Task
The expected output is an exact restatement of all the records.

Available data
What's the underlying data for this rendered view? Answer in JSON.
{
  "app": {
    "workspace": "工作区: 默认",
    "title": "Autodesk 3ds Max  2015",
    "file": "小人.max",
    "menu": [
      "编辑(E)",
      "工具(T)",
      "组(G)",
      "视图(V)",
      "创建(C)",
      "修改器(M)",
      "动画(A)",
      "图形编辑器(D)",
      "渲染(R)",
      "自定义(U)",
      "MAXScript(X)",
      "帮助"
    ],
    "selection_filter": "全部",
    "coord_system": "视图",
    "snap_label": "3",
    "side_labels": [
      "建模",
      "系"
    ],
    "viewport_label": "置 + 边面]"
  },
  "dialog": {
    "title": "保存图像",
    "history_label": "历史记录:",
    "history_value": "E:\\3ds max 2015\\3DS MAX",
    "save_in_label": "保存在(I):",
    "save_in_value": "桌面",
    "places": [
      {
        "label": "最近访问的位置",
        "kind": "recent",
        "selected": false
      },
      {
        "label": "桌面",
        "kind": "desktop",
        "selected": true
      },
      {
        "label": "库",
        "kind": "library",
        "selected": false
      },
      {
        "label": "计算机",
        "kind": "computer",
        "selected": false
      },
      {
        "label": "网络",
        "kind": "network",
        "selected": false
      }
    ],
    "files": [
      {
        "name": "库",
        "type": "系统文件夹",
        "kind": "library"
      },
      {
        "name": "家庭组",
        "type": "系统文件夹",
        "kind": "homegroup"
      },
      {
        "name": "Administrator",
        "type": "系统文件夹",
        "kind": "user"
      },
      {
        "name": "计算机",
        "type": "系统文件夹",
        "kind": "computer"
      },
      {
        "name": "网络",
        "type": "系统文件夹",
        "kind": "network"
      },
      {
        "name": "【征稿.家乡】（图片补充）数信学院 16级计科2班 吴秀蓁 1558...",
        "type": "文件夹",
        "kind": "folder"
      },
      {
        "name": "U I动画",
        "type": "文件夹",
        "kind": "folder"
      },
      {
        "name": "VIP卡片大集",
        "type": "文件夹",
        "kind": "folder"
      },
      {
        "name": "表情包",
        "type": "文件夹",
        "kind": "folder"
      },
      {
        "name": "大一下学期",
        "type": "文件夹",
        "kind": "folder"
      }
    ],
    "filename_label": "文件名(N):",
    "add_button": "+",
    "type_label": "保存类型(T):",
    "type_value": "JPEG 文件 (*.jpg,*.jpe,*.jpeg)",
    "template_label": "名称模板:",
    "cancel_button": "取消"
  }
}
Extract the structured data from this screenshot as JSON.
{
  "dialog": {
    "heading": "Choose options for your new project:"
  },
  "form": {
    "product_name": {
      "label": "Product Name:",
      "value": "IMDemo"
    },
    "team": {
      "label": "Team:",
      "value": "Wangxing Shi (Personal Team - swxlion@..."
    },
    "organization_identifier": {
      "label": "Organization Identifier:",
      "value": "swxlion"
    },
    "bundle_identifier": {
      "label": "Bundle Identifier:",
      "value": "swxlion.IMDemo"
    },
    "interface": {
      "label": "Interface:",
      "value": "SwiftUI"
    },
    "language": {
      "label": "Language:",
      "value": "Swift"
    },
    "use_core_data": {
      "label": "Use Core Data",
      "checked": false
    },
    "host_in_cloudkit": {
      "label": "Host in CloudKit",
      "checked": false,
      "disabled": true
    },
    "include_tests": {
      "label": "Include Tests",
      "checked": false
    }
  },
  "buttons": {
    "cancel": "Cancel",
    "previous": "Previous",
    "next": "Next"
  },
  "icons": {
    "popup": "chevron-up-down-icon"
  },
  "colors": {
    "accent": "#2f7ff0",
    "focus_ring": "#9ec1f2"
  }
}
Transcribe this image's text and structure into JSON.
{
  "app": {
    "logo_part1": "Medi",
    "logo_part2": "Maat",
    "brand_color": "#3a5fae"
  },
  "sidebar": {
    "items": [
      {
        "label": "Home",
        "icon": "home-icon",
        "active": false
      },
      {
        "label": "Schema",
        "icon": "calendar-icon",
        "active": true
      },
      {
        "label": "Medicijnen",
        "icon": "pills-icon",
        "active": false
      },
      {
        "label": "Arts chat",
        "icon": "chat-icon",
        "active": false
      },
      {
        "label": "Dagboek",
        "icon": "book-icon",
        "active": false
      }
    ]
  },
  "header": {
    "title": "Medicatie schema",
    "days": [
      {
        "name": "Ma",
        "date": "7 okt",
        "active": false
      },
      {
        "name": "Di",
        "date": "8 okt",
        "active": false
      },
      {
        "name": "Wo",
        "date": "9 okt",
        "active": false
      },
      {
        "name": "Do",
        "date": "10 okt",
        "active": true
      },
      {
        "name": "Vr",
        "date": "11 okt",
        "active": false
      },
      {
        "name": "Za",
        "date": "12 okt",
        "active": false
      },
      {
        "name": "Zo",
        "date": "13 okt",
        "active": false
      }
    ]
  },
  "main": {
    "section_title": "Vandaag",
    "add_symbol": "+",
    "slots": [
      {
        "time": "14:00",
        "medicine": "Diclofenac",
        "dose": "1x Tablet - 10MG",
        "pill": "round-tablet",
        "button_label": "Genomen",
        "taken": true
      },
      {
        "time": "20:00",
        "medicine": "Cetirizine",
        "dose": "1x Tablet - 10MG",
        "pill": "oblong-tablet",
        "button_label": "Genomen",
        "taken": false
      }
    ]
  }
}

Exercise output
What's the underlying data for this rendered view? Answer in JSON.
{
  "app": {
    "workspace": "工作区: 默认",
    "title": "Autodesk 3ds Max  2015",
    "file": "小人.max",
    "menu": [
      "编辑(E)",
      "工具(T)",
      "组(G)",
      "视图(V)",
      "创建(C)",
      "修改器(M)",
      "动画(A)",
      "图形编辑器(D)",
      "渲染(R)",
      "自定义(U)",
      "MAXScript(X)",
      "帮助"
    ],
    "selection_filter": "全部",
    "coord_system": "视图",
    "snap_label": "3",
    "side_labels": [
      "建模",
      "系"
    ],
    "viewport_label": "置 + 边面]"
  },
  "dialog": {
    "title": "保存图像",
    "history_label": "历史记录:",
    "history_value": "E:\\3ds max 2015\\3DS MAX",
    "save_in_label": "保存在(I):",
    "save_in_value": "桌面",
    "places": [
      {
        "label": "最近访问的位置",
        "kind": "recent",
        "selected": false
      },
      {
        "label": "桌面",
        "kind": "desktop",
        "selected": true
      },
      {
        "label": "库",
        "kind": "library",
        "selected": false
      },
      {
        "label": "计算机",
        "kind": "computer",
        "selected": false
      },
      {
        "label": "网络",
        "kind": "network",
        "selected": false
      }
    ],
    "files": [
      {
        "name": "库",
        "type": "系统文件夹",
        "kind": "library"
      },
      {
        "name": "家庭组",
        "type": "系统文件夹",
        "kind": "homegroup"
      },
      {
        "name": "Administrator",
        "type": "系统文件夹",
        "kind": "user"
      },
      {
        "name": "计算机",
        "type": "系统文件夹",
        "kind": "computer"
      },
      {
        "name": "网络",
        "type": "系统文件夹",
        "kind": "network"
      },
      {
        "name": "【征稿.家乡】（图片补充）数信学院 16级计科2班 吴秀蓁 1558...",
        "type": "文件夹",
        "kind": "folder"
      },
      {
        "name": "U I动画",
        "type": "文件夹",
        "kind": "folder"
      },
      {
        "name": "VIP卡片大集",
        "type": "文件夹",
        "kind": "folder"
      },
      {
        "name": "表情包",
        "type": "文件夹",
        "kind": "folder"
      },
      {
        "name": "大一下学期",
        "type": "文件夹",
        "kind": "folder"
      }
    ],
    "filename_label": "文件名(N):",
    "add_button": "+",
    "type_label": "保存类型(T):",
    "type_value": "JPEG 文件 (*.jpg,*.jpe,*.jpeg)",
    "template_label": "名称模板:",
    "cancel_button": "取消"
  }
}
Extract the structured data from this screenshot as JSON.
{
  "dialog": {
    "heading": "Choose options for your new project:"
  },
  "form": {
    "product_name": {
      "label": "Product Name:",
      "value": "IMDemo"
    },
    "team": {
      "label": "Team:",
      "value": "Wangxing Shi (Personal Team - swxlion@..."
    },
    "organization_identifier": {
      "label": "Organization Identifier:",
      "value": "swxlion"
    },
    "bundle_identifier": {
      "label": "Bundle Identifier:",
      "value": "swxlion.IMDemo"
    },
    "interface": {
      "label": "Interface:",
      "value": "SwiftUI"
    },
    "language": {
      "label": "Language:",
      "value": "Swift"
    },
    "use_core_data": {
      "label": "Use Core Data",
      "checked": false
    },
    "host_in_cloudkit": {
      "label": "Host in CloudKit",
      "checked": false,
      "disabled": true
    },
    "include_tests": {
      "label": "Include Tests",
      "checked": false
    }
  },
  "buttons": {
    "cancel": "Cancel",
    "previous": "Previous",
    "next": "Next"
  },
  "icons": {
    "popup": "chevron-up-down-icon"
  },
  "colors": {
    "accent": "#2f7ff0",
    "focus_ring": "#9ec1f2"
  }
}
Transcribe this image's text and structure into JSON.
{
  "app": {
    "logo_part1": "Medi",
    "logo_part2": "Maat",
    "brand_color": "#3a5fae"
  },
  "sidebar": {
    "items": [
      {
        "label": "Home",
        "icon": "home-icon",
        "active": false
      },
      {
        "label": "Schema",
        "icon": "calendar-icon",
        "active": true
      },
      {
        "label": "Medicijnen",
        "icon": "pills-icon",
        "active": false
      },
      {
        "label": "Arts chat",
        "icon": "chat-icon",
        "active": false
      },
      {
        "label": "Dagboek",
        "icon": "book-icon",
        "active": false
      }
    ]
  },
  "header": {
    "title": "Medicatie schema",
    "days": [
      {
        "name": "Ma",
        "date": "7 okt",
        "active": false
      },
      {
        "name": "Di",
        "date": "8 okt",
        "active": false
      },
      {
        "name": "Wo",
        "date": "9 okt",
        "active": false
      },
      {
        "name": "Do",
        "date": "10 okt",
        "active": true
      },
      {
        "name": "Vr",
        "date": "11 okt",
        "active": false
      },
      {
        "name": "Za",
        "date": "12 okt",
        "active": false
      },
      {
        "name": "Zo",
        "date": "13 okt",
        "active": false
      }
    ]
  },
  "main": {
    "section_title": "Vandaag",
    "add_symbol": "+",
    "slots": [
      {
        "time": "14:00",
        "medicine": "Diclofenac",
        "dose": "1x Tablet - 10MG",
        "pill": "round-tablet",
        "button_label": "Genomen",
        "taken": true
      },
      {
        "time": "20:00",
        "medicine": "Cetirizine",
        "dose": "1x Tablet - 10MG",
        "pill": "oblong-tablet",
        "button_label": "Genomen",
        "taken": false
      }
    ]
  }
}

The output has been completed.